    Ahmad, M.A., Borbora, Z., Shen, C., Srivastava, J., Williams, D.: Guild play in mMOGs: Rethinking common group dynamics models. In: Datta, A., Shulman, S., Zheng, B., Lin, S.-D., Sun, A., Lim, E.-P. (eds.) SocInfo 2011. LNCS, vol. 6984, pp. 145–152. Springer, Heidelberg (2011)CrossRefGoogle Scholar
  6. 6.
    Williams, D., Ducheneaut, N., Xiong, L., Zhang, Y., Yee, N., Nickell, E.: From tree house to barracks: The social life of guilds in World of Warcraft. Games and Culture 1(4), 338–361 (2006)CrossRefGoogle Scholar
  7. 7.
    Lakkaraju, K., Whetzel, J.: Group roles in massively multiplayer online games. In: Proceedings of the Workshop on Collaborative Online Organizations at the 14th International Conference on Autonomous Agents and Multi-Agent Systems (2013)Google Scholar
  8. 8.
    Castronova, E., Williams, D., Shen, C., Ratan, R., Xiong, L., Huang, Y., Keegan, B.: As real as real? macroeconomic behavior in a large-scale virtual world. New Media and Society 11(5), 685–707 (2009)CrossRefGoogle Scholar
  9. 9.
    Shah, F., Sukthankar, G.: Using network structure to identify groups in virtual worlds. In: Proceedings of the International AAAI Conference on Weblogs and Social Media, Barcelona, Spain, pp. 614–617 (July 2011)Google Scholar
  10. 10.
    Pang, S., Chen, C.: Community analysis of social networks in MMOG. Communications, Network and System Sciences 3, 133–139 (2010)CrossRefGoogle Scholar
  11. 11.
    Alvari, H., Hashemi, S., Hamzeh, A.: Detecting overlapping communities in social networks by game theory and structural equivalence concept. In: Deng, H., Miao, D., Lei, J., Wang, F.L. (eds.) AICI 2011, Part II. LNCS, vol. 7003, pp. 620–630. Springer, Heidelberg (2011)CrossRefGoogle Scholar
  12. 12.
    Chen, C., Sun, C., Hsieh, J.: Player guild dynamics and evolution in massively multiplayer online games. Cyber Psychology and Behavior 11(3) (2008)Google Scholar
  13. 13.
    Alvari, H., Hashemi, S., Hamzeh, A.: Discovering overlapping communities in social networks: a novel game-theoretic approach.
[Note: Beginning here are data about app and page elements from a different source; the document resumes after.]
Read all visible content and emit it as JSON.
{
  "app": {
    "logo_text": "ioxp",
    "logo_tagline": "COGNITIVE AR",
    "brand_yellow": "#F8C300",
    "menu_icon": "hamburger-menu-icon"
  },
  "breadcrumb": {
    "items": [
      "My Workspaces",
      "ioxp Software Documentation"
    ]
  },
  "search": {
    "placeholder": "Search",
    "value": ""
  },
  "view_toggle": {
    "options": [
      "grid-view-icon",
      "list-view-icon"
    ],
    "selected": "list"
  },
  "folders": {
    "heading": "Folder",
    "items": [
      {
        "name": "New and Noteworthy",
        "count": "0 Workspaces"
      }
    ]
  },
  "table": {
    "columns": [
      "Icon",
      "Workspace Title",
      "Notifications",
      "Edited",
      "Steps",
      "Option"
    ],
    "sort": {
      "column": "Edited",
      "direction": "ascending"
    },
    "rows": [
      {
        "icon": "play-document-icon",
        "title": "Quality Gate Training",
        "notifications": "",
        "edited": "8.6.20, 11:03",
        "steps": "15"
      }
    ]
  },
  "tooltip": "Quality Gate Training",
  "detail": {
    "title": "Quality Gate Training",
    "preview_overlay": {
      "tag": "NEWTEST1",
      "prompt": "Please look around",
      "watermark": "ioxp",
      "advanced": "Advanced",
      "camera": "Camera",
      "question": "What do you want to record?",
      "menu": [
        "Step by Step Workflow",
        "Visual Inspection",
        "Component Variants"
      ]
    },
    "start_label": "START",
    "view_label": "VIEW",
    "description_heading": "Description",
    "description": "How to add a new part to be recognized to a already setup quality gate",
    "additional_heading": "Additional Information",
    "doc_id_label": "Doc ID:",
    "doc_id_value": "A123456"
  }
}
AI Communications 36(2), 161–177 (2013)MathSciNetGoogle Scholar
  14. 14.
    Wasserman, S.: Social Network Analysis: Methods and Applications. Cambridge University Press (1994)Google Scholar

Copyright information

© Springer International Publishing Switzerland 2014

Authors and Affiliations

  • Hamidreza Alvari
    • 1
  • Kiran Lakkaraju
    • 2
  • Gita Sukthankar
    • 1
  • Jon Whetzel
    • 2
  1. 1.University of Central FloridaOrlandoUSA
  2. 2.Sandia National LabsAlbuquerqueUSA

Personalised recommendations